Liver’s glycogen supply are mainly used to regulate blood sugar levels and it is the main energy source of our brain. The brain can use up to 400 calorie per day of glucose from liver’s glycogen. This is also the reason why often in the morning we could experience low energy levels due to the depletion of liver’s glycogen overnight between the long period from dinner to breakfast. Eating a good level of complex carbohydrates, especially at night, will replenish glycogen supply improving mental alertness and physical energy. Fructose-containing foods and drinks also support replenish of liver’s glycogen reservoir.
It is important to notice that glycogen is not stored alone but it comes with water. For every ounce of glycogen, there are 3 ounces of water. This means that when glycogen is used, water is also removed from the body. Based on this physiological mechanism, many fad diets claim weight loss by reducing the carbohydrate intake and increase the protein intake. This cause a quick replenishment of liver and muscle glycogen with 24-48 hours and loss of several pounds of water, which dieters mistake for loss of body fat. Therefore a week or two of fad diets might result in significant loss of water and gastrointestinal bulk with only insignificant fat loss. This is the reason why weight is quickly regained when going back to a normal, balanced diet.

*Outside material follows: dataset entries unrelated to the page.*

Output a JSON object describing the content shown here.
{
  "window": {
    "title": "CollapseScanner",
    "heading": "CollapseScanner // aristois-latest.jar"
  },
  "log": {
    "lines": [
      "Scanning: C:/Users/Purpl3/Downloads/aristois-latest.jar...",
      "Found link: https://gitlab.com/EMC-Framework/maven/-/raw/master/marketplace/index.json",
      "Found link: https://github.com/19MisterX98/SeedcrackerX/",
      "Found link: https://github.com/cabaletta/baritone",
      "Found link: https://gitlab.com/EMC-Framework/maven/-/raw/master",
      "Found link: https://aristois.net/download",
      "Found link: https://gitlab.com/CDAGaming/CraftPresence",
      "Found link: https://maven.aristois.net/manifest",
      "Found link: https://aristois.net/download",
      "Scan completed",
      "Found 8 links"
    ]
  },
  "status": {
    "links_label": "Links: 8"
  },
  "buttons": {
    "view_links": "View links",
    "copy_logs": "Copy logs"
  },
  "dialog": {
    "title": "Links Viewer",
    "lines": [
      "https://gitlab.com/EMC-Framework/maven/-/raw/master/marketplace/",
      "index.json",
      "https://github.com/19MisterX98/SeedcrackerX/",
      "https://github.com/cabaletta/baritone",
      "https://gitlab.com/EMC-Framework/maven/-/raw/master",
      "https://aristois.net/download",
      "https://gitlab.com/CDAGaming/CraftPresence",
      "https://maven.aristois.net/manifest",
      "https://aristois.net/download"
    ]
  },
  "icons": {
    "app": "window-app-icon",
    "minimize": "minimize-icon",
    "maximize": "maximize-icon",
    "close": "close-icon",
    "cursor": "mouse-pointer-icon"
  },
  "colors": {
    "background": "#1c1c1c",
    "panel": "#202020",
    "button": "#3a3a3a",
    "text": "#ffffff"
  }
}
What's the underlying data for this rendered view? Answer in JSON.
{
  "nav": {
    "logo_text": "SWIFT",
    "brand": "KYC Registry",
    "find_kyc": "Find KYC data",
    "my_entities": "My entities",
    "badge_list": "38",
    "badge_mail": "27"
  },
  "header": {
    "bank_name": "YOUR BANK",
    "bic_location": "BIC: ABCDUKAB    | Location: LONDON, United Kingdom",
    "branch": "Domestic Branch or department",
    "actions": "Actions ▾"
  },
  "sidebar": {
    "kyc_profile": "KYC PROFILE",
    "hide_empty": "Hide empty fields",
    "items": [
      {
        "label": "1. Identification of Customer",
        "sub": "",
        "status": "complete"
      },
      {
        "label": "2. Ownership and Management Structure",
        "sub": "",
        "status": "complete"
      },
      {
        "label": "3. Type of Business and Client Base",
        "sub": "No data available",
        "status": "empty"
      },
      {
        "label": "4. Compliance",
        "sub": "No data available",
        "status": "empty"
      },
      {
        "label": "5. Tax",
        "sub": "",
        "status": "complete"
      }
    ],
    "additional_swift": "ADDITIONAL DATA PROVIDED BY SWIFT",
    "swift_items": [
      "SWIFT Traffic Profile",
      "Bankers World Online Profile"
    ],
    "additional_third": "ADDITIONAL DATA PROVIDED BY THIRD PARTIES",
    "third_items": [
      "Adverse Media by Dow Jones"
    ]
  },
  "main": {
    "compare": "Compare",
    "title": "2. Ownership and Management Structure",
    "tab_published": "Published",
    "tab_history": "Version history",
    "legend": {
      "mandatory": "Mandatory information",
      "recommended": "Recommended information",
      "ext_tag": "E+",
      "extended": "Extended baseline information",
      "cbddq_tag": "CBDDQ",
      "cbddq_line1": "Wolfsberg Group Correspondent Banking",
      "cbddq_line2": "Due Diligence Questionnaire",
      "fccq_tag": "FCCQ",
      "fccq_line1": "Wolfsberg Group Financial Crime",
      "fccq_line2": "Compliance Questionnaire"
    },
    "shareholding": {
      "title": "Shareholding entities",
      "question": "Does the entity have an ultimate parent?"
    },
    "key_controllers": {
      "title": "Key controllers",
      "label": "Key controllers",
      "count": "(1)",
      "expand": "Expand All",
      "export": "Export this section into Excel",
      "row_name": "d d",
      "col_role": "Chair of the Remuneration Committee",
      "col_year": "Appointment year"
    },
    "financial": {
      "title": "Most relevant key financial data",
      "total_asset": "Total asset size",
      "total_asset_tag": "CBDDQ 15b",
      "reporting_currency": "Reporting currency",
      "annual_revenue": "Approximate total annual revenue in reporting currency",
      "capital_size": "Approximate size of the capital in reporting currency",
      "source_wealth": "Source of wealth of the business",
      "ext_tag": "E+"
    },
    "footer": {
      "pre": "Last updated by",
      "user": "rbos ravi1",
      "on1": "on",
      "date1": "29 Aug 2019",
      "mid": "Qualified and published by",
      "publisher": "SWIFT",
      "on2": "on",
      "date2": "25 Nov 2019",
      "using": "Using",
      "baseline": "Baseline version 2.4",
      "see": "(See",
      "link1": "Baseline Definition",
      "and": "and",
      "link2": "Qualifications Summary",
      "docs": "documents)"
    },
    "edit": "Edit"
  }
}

For athletes understanding how glycogen is used is utmost important to maintain top performance. Glycogen depletion followed by glycogen replenishment is called glycogen loading. Glycogen depletion can cause muscle to become stiff and feel heavy interfering with athletic performance. This is especially true for endurance sports than last for more than 60-90 minutes. Thus, for athletes, carbohydrate management skills are very important (pre-, during, post-exercise) and a constant (complex) carbohydrate intake by eating several serving during the day (meals and snacks).